Davis, 57, added of Roosevelt, “The great thing is, she was famous her whole life, so I don’t have to worry about time running out too to play her. I’m still actively pursuing it.”
When pressed by ITK on whether there’s a living politician she’d like to portray, a laughing Davis replied, “I can’t think of anybody particularly that I resemble. I would probably stay away from somebody who’s very currently in the spotlight. It’s safer to do something from the past.”
DeLauro — who noted the Davis-starring vehicle “Thelma and Louise” was in theaters when she was first elected to the House in 1991 — played moderator to the discussion at the MPAA’s Washington headquarters on women in television and film.
The lawmaker told Davis she has “so much respect” for the Hollywood veteran’s acting ability and the variety of roles she has chosen over the years.
But could DeLauro ever see herself up on the big screen?
“I’m a lover of film,” the colorfully clad House member told ITK. “I go back — I’m a Gregory Peck and Barbara Stanwyck [fan] and so forth. I don’t see myself — but I love it.”

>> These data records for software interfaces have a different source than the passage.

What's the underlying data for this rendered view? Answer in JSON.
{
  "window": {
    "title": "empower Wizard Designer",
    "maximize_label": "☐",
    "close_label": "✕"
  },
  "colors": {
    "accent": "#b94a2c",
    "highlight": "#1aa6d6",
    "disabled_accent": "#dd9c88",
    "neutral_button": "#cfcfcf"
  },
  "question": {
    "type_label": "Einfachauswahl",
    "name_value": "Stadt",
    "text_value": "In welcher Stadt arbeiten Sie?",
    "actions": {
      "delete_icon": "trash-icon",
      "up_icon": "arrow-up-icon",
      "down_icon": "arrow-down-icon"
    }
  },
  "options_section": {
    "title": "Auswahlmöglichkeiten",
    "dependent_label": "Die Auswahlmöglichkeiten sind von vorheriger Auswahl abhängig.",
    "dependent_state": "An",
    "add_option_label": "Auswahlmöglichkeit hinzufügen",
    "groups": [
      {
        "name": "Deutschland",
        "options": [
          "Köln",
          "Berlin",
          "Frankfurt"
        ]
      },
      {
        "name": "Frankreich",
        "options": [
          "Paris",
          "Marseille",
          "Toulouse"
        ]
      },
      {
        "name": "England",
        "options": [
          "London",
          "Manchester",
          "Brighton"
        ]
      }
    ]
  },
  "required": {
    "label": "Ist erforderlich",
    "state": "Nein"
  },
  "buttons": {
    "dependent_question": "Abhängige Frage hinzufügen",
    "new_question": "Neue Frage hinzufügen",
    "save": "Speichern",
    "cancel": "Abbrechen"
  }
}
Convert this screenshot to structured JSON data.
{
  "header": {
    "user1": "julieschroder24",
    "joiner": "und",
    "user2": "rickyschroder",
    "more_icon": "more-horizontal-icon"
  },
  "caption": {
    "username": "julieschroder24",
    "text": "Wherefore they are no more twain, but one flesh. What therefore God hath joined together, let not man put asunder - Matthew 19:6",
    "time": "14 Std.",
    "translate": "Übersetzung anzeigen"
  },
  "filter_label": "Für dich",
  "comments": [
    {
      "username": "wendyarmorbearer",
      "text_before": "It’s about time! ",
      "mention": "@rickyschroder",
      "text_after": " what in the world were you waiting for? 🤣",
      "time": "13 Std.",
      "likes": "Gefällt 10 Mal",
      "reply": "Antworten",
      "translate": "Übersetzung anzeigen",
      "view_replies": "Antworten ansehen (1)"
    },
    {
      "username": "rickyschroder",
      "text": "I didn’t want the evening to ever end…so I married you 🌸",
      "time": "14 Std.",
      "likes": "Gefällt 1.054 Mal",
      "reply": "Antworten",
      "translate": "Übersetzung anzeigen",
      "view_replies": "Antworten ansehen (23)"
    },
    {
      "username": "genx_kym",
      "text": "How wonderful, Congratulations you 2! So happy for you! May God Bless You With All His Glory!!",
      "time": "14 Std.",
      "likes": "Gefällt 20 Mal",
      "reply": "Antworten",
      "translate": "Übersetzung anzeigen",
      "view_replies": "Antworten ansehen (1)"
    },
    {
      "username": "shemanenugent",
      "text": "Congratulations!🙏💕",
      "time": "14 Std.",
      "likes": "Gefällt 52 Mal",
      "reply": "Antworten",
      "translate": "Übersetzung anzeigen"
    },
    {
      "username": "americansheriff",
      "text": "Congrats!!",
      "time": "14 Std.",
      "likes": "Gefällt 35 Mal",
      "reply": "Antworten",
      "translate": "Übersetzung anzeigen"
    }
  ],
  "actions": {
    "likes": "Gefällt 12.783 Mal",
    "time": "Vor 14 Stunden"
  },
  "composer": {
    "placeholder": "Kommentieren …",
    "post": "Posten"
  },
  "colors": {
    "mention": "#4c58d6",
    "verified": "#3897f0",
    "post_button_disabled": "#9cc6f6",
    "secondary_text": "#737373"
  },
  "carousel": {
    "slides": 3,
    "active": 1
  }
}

She continued, “It gives you great dimensions in watching people,” before quoting the famous Bette Davis line from “All About Eve,” “Fasten your seat-belts, it’s going to be a bumpy ride.”
Davis, a women’s advocate, heads up her eponymous Institute on Gender in Media, which works with the entertainment industry on the portrayal and representation of females in the media.
The leading lady lamented that when she turned 40, the meatier roles suddenly dried up.
“It wasn’t that I wasn’t offered parts, but it’s that I wasn’t offered any of ‘those’ kinds of parts,” she said.
Saying for now she can afford to wait for roles that appeal to her, she cracked, “You cannot be as picky as I am about waiting for ‘Commander in Chief’ to come along unless you don’t run out of money. So if you ever read at some point that I signed on to play Sean Connery’s comatose wife — because that’s about the right Hollywood age — you’ll know I’m broke.”
MPAA Chairman and former Sen. Chris Dodd (D-Conn.) rushed from his daughter’s spelling bee to deliver closing remarks at the evening’s festivities. He praised DeLauro (his former chief of staff in Congress) for participating at the D.C. function despite it being held during congressional recess, then echoed Davis’s points.
“It isn’t just about my two daughters, age 11 and 8, and making sure they’re going to have the kind of equal opportunity ... the audience deserves to be appreciating great performances and roles that shouldn’t be relegated merely because of some sort of historical prejudice of women and their ability to participate fully,” Dodd said.
When DeLauro asked Davis whether there was an opportunity for her to run for Congress, the actress said with a smile, “Crazier things have happened.”
Dodd seemed to support any political prospects, telling ITK following the event, “I love people who are willing to get out on the arena floor and try. I get angry when — even with people I totally disagree with — it really bothers me when people belittle them or demean them because it’s very hard to do this. And people who are willing to try … I admire the fact that they’re trying.”
Photo: MPAA Chairman Chris Dodd, Geena Davis, Rep. Rosa DeLauro. / Courtesy: Joy Asico